Leaving out all pictures, retype the records exactly.

[Data extracted from a collection]
= Beginning of Section =
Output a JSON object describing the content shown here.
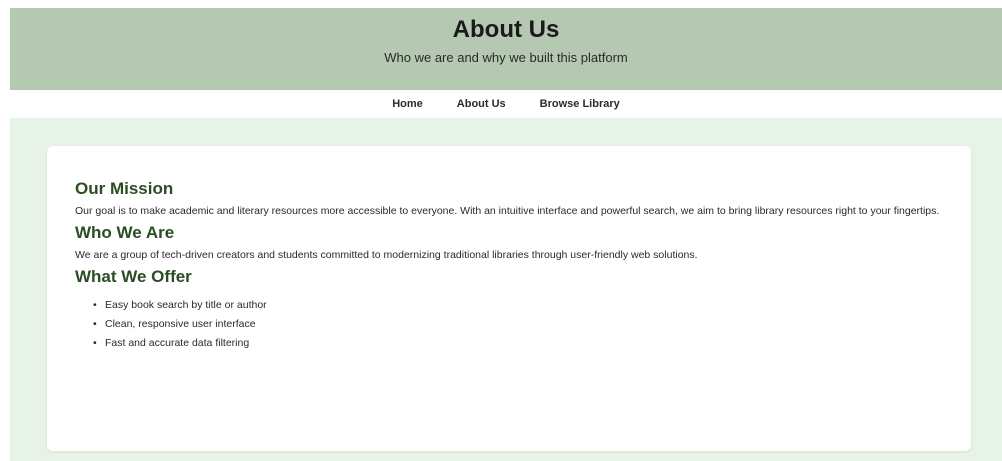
{
  "header": {
    "title": "About Us",
    "subtitle": "Who we are and why we built this platform"
  },
  "nav": {
    "items": [
      {
        "label": "Home"
      },
      {
        "label": "About Us"
      },
      {
        "label": "Browse Library"
      }
    ]
  },
  "content": {
    "mission": {
      "heading": "Our Mission",
      "text": "Our goal is to make academic and literary resources more accessible to everyone. With an intuitive interface and powerful search, we aim to bring library resources right to your fingertips."
    },
    "who": {
      "heading": "Who We Are",
      "text": "We are a group of tech-driven creators and students committed to modernizing traditional libraries through user-friendly web solutions."
    },
    "offer": {
      "heading": "What We Offer",
      "items": [
        "Easy book search by title or author",
        "Clean, responsive user interface",
        "Fast and accurate data filtering"
      ]
    }
  },
  "colors": {
    "header_bg": "#b5c9b2",
    "body_bg": "#e8f3e7",
    "heading": "#2b4d24"
  }
}
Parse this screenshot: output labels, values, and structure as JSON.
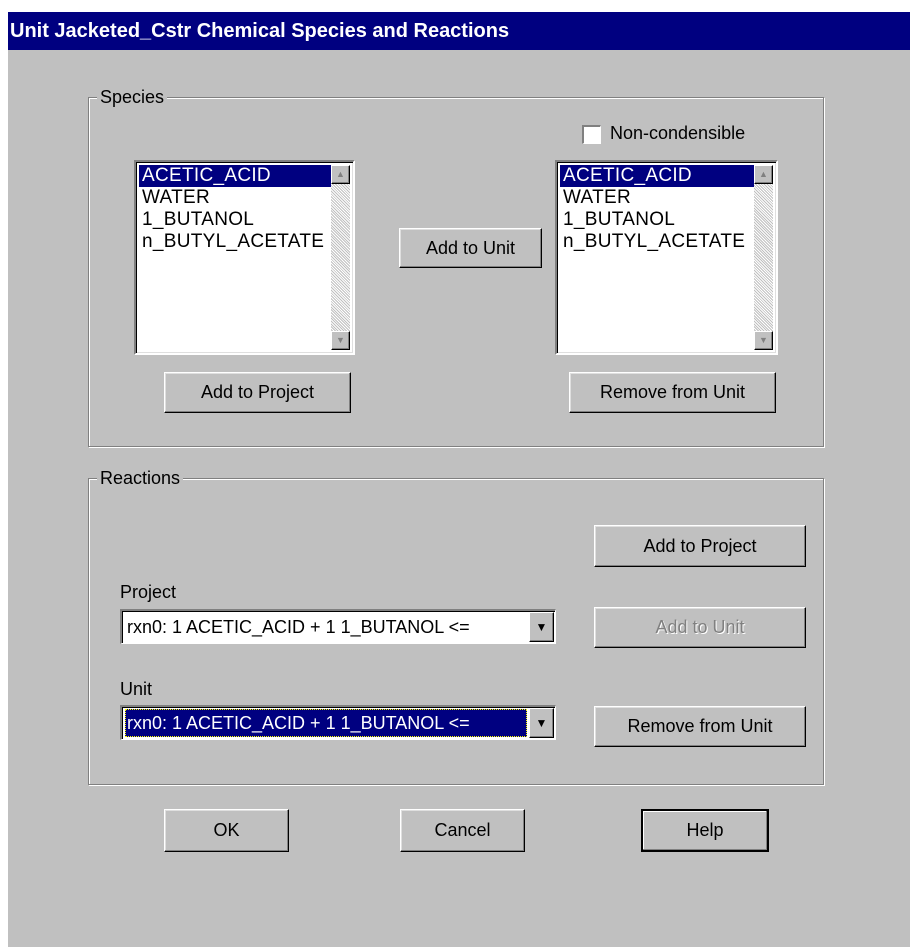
{
  "window": {
    "title": "Unit Jacketed_Cstr Chemical Species and Reactions"
  },
  "species": {
    "group_label": "Species",
    "non_condensible_label": "Non-condensible",
    "non_condensible_checked": false,
    "project_list": {
      "items": [
        "ACETIC_ACID",
        "WATER",
        "1_BUTANOL",
        "n_BUTYL_ACETATE"
      ],
      "selected_index": 0
    },
    "unit_list": {
      "items": [
        "ACETIC_ACID",
        "WATER",
        "1_BUTANOL",
        "n_BUTYL_ACETATE"
      ],
      "selected_index": 0
    },
    "add_to_unit_label": "Add to Unit",
    "add_to_project_label": "Add to Project",
    "remove_from_unit_label": "Remove from Unit"
  },
  "reactions": {
    "group_label": "Reactions",
    "add_to_project_label": "Add to Project",
    "project_label": "Project",
    "project_value": "rxn0: 1 ACETIC_ACID + 1 1_BUTANOL <=",
    "add_to_unit_label": "Add to Unit",
    "unit_label": "Unit",
    "unit_value": "rxn0: 1 ACETIC_ACID + 1 1_BUTANOL <=",
    "remove_from_unit_label": "Remove from Unit"
  },
  "footer": {
    "ok_label": "OK",
    "cancel_label": "Cancel",
    "help_label": "Help"
  },
  "icons": {
    "scroll_up": "scroll-up-arrow-icon",
    "scroll_down": "scroll-down-arrow-icon",
    "dropdown": "dropdown-arrow-icon"
  },
  "colors": {
    "title_bar": "#000080",
    "dialog_bg": "#c0c0c0",
    "selection": "#000080"
  }
}
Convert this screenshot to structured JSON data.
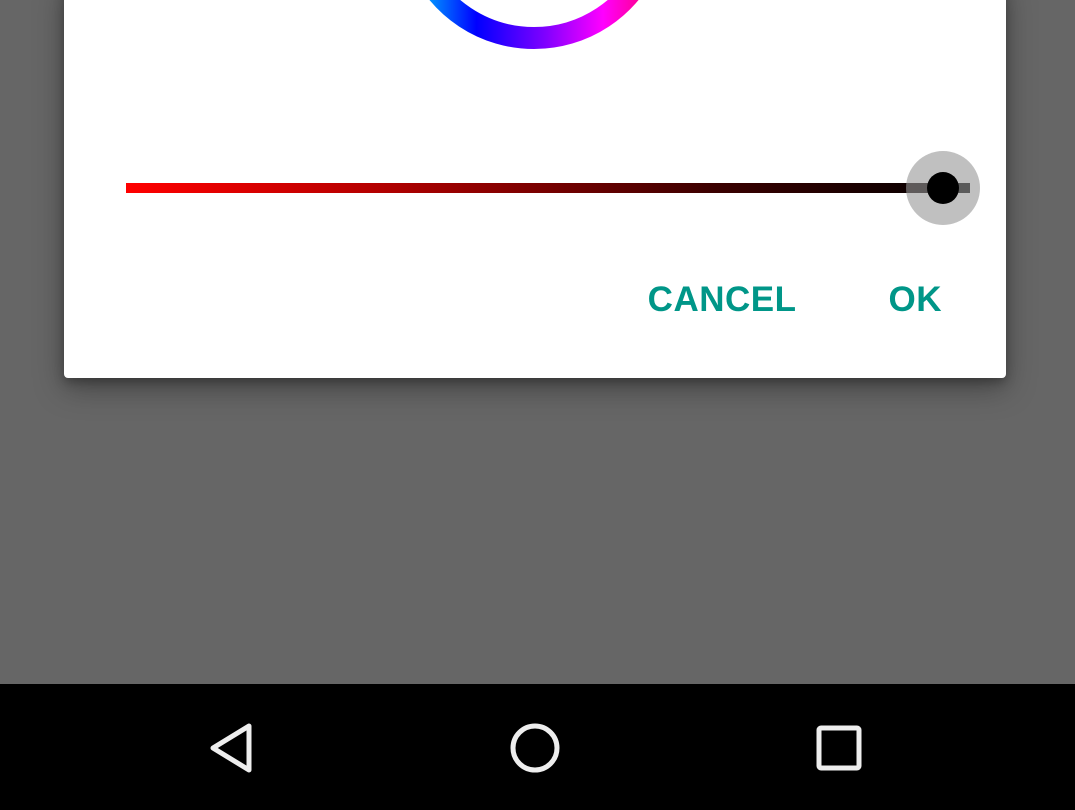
{
  "colors": {
    "scrim": "#666666",
    "dialog_background": "#ffffff",
    "accent": "#009688",
    "slider_start": "#ff0000",
    "slider_end": "#000000",
    "navbar": "#000000",
    "nav_icon": "#eeeeee"
  },
  "dialog": {
    "color_wheel_icon": "color-wheel",
    "value_slider": {
      "value": 1.0,
      "icon": "slider-thumb"
    },
    "cancel_label": "CANCEL",
    "ok_label": "OK"
  },
  "navbar": {
    "back_icon": "back-triangle-icon",
    "home_icon": "home-circle-icon",
    "recents_icon": "recents-square-icon"
  }
}
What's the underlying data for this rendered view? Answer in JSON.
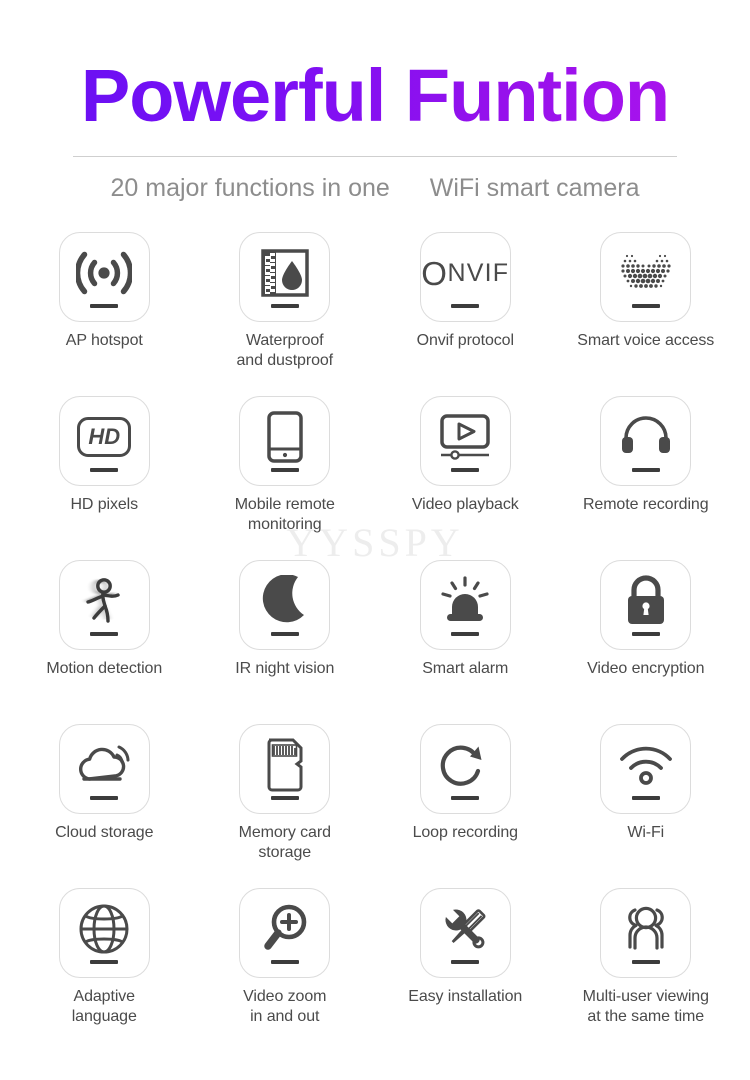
{
  "header": {
    "title": "Powerful Funtion",
    "subtitle_left": "20 major functions in one",
    "subtitle_right": "WiFi smart camera",
    "gradient_start": "#6610f2",
    "gradient_end": "#b114ee",
    "subtitle_color": "#8d8d8d",
    "divider_color": "#cfcfcf"
  },
  "watermark": {
    "text": "YYSSPY",
    "color": "#ededed"
  },
  "styles": {
    "card_border_color": "#dcdcdc",
    "icon_color": "#4a4a4a",
    "label_color": "#4b4b4b",
    "dash_color": "#3c3c3c",
    "background": "#ffffff"
  },
  "features": [
    {
      "icon": "wifi-broadcast-icon",
      "label": "AP hotspot"
    },
    {
      "icon": "waterproof-droplet-icon",
      "label": "Waterproof\nand dustproof"
    },
    {
      "icon": "onvif-wordmark-icon",
      "label": "Onvif protocol",
      "wordmark_o": "O",
      "wordmark_rest": "NVIF"
    },
    {
      "icon": "voice-dot-matrix-icon",
      "label": "Smart voice access"
    },
    {
      "icon": "hd-badge-icon",
      "label": "HD pixels",
      "wordmark": "HD"
    },
    {
      "icon": "smartphone-icon",
      "label": "Mobile remote\nmonitoring"
    },
    {
      "icon": "video-playback-icon",
      "label": "Video playback"
    },
    {
      "icon": "headset-icon",
      "label": "Remote recording"
    },
    {
      "icon": "running-person-icon",
      "label": "Motion detection"
    },
    {
      "icon": "crescent-moon-icon",
      "label": "IR night vision"
    },
    {
      "icon": "alarm-siren-icon",
      "label": "Smart alarm"
    },
    {
      "icon": "padlock-icon",
      "label": "Video encryption"
    },
    {
      "icon": "cloud-signal-icon",
      "label": "Cloud storage"
    },
    {
      "icon": "memory-card-icon",
      "label": "Memory card\nstorage"
    },
    {
      "icon": "loop-arrow-icon",
      "label": "Loop recording"
    },
    {
      "icon": "wifi-icon",
      "label": "Wi-Fi"
    },
    {
      "icon": "globe-icon",
      "label": "Adaptive\nlanguage"
    },
    {
      "icon": "magnifier-plus-icon",
      "label": "Video zoom\nin and out"
    },
    {
      "icon": "wrench-screwdriver-icon",
      "label": "Easy installation"
    },
    {
      "icon": "multi-user-icon",
      "label": "Multi-user viewing\nat the same time"
    }
  ]
}
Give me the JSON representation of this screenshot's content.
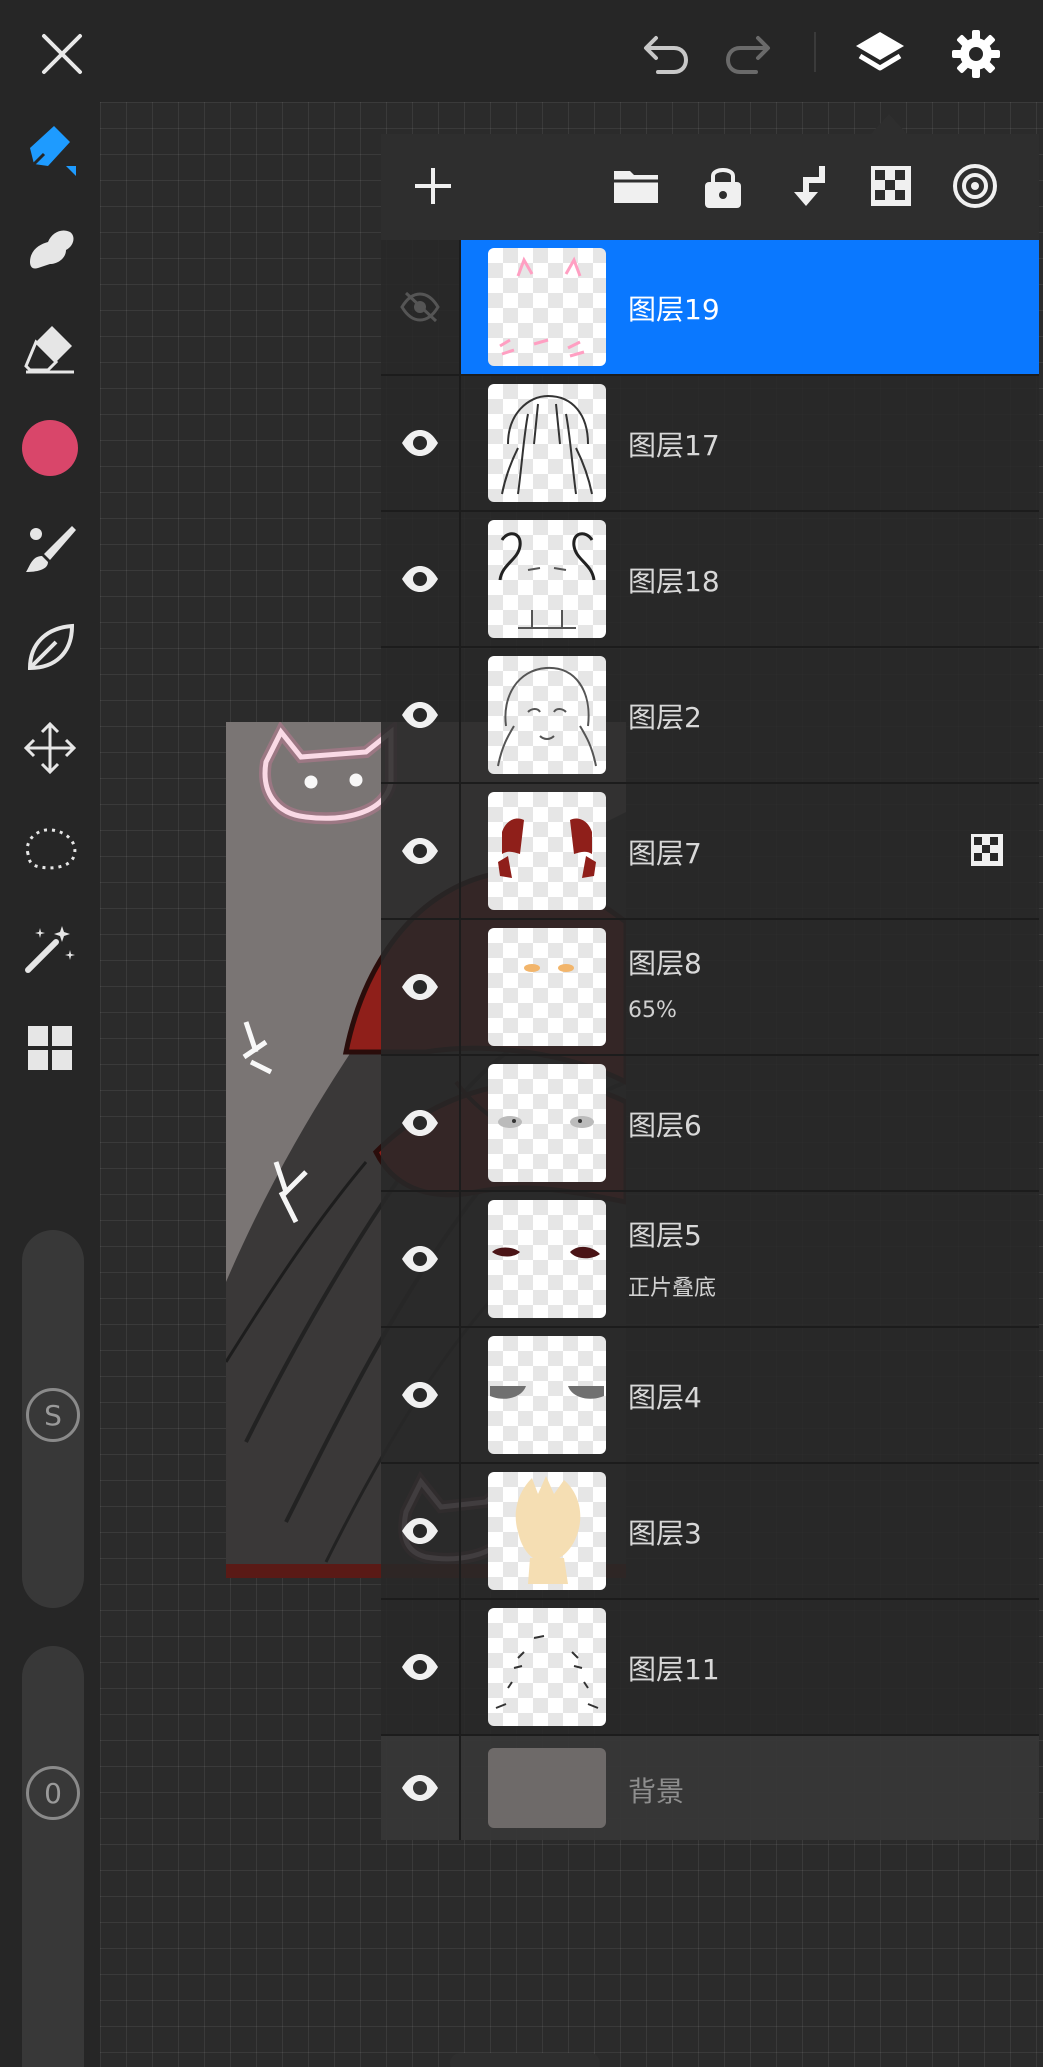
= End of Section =
Written response ::
Output a JSON object describing the content shown here.
{
  "header": {
    "title": "About Us",
    "subtitle": "Who we are and why we built this platform"
  },
  "nav": {
    "items": [
      {
        "label": "Home"
      },
      {
        "label": "About Us"
      },
      {
        "label": "Browse Library"
      }
    ]
  },
  "content": {
    "mission": {
      "heading": "Our Mission",
      "text": "Our goal is to make academic and literary resources more accessible to everyone. With an intuitive interface and powerful search, we aim to bring library resources right to your fingertips."
    },
    "who": {
      "heading": "Who We Are",
      "text": "We are a group of tech-driven creators and students committed to modernizing traditional libraries through user-friendly web solutions."
    },
    "offer": {
      "heading": "What We Offer",
      "items": [
        "Easy book search by title or author",
        "Clean, responsive user interface",
        "Fast and accurate data filtering"
      ]
    }
  },
  "colors": {
    "header_bg": "#b5c9b2",
    "body_bg": "#e8f3e7",
    "heading": "#2b4d24"
  }
}
Parse this screenshot: output labels, values, and structure as JSON.
{
  "window": {
    "title": "Unit Jacketed_Cstr Chemical Species and Reactions"
  },
  "species": {
    "group_label": "Species",
    "non_condensible_label": "Non-condensible",
    "non_condensible_checked": false,
    "project_list": {
      "items": [
        "ACETIC_ACID",
        "WATER",
        "1_BUTANOL",
        "n_BUTYL_ACETATE"
      ],
      "selected_index": 0
    },
    "unit_list": {
      "items": [
        "ACETIC_ACID",
        "WATER",
        "1_BUTANOL",
        "n_BUTYL_ACETATE"
      ],
      "selected_index": 0
    },
    "add_to_unit_label": "Add to Unit",
    "add_to_project_label": "Add to Project",
    "remove_from_unit_label": "Remove from Unit"
  },
  "reactions": {
    "group_label": "Reactions",
    "add_to_project_label": "Add to Project",
    "project_label": "Project",
    "project_value": "rxn0: 1 ACETIC_ACID + 1 1_BUTANOL <=",
    "add_to_unit_label": "Add to Unit",
    "unit_label": "Unit",
    "unit_value": "rxn0: 1 ACETIC_ACID + 1 1_BUTANOL <=",
    "remove_from_unit_label": "Remove from Unit"
  },
  "footer": {
    "ok_label": "OK",
    "cancel_label": "Cancel",
    "help_label": "Help"
  },
  "icons": {
    "scroll_up": "scroll-up-arrow-icon",
    "scroll_down": "scroll-down-arrow-icon",
    "dropdown": "dropdown-arrow-icon"
  },
  "colors": {
    "title_bar": "#000080",
    "dialog_bg": "#c0c0c0",
    "selection": "#000080"
  }
}
Convert this screenshot to structured JSON data.
{
  "colors": {
    "scrim": "#666666",
    "dialog_background": "#ffffff",
    "accent": "#009688",
    "slider_start": "#ff0000",
    "slider_end": "#000000",
    "navbar": "#000000",
    "nav_icon": "#eeeeee"
  },
  "dialog": {
    "color_wheel_icon": "color-wheel",
    "value_slider": {
      "value": 1.0,
      "icon": "slider-thumb"
    },
    "cancel_label": "CANCEL",
    "ok_label": "OK"
  },
  "navbar": {
    "back_icon": "back-triangle-icon",
    "home_icon": "home-circle-icon",
    "recents_icon": "recents-square-icon"
  }
}
What's the underlying data for this rendered view? Answer in JSON.
{
  "header": {
    "title": "Powerful Funtion",
    "subtitle_left": "20 major functions in one",
    "subtitle_right": "WiFi smart camera",
    "gradient_start": "#6610f2",
    "gradient_end": "#b114ee",
    "subtitle_color": "#8d8d8d",
    "divider_color": "#cfcfcf"
  },
  "watermark": {
    "text": "YYSSPY",
    "color": "#ededed"
  },
  "styles": {
    "card_border_color": "#dcdcdc",
    "icon_color": "#4a4a4a",
    "label_color": "#4b4b4b",
    "dash_color": "#3c3c3c",
    "background": "#ffffff"
  },
  "features": [
    {
      "icon": "wifi-broadcast-icon",
      "label": "AP hotspot"
    },
    {
      "icon": "waterproof-droplet-icon",
      "label": "Waterproof\nand dustproof"
    },
    {
      "icon": "onvif-wordmark-icon",
      "label": "Onvif protocol",
      "wordmark_o": "O",
      "wordmark_rest": "NVIF"
    },
    {
      "icon": "voice-dot-matrix-icon",
      "label": "Smart voice access"
    },
    {
      "icon": "hd-badge-icon",
      "label": "HD pixels",
      "wordmark": "HD"
    },
    {
      "icon": "smartphone-icon",
      "label": "Mobile remote\nmonitoring"
    },
    {
      "icon": "video-playback-icon",
      "label": "Video playback"
    },
    {
      "icon": "headset-icon",
      "label": "Remote recording"
    },
    {
      "icon": "running-person-icon",
      "label": "Motion detection"
    },
    {
      "icon": "crescent-moon-icon",
      "label": "IR night vision"
    },
    {
      "icon": "alarm-siren-icon",
      "label": "Smart alarm"
    },
    {
      "icon": "padlock-icon",
      "label": "Video encryption"
    },
    {
      "icon": "cloud-signal-icon",
      "label": "Cloud storage"
    },
    {
      "icon": "memory-card-icon",
      "label": "Memory card\nstorage"
    },
    {
      "icon": "loop-arrow-icon",
      "label": "Loop recording"
    },
    {
      "icon": "wifi-icon",
      "label": "Wi-Fi"
    },
    {
      "icon": "globe-icon",
      "label": "Adaptive\nlanguage"
    },
    {
      "icon": "magnifier-plus-icon",
      "label": "Video zoom\nin and out"
    },
    {
      "icon": "wrench-screwdriver-icon",
      "label": "Easy installation"
    },
    {
      "icon": "multi-user-icon",
      "label": "Multi-user viewing\nat the same time"
    }
  ]
}
Give me the JSON representation of this screenshot's content.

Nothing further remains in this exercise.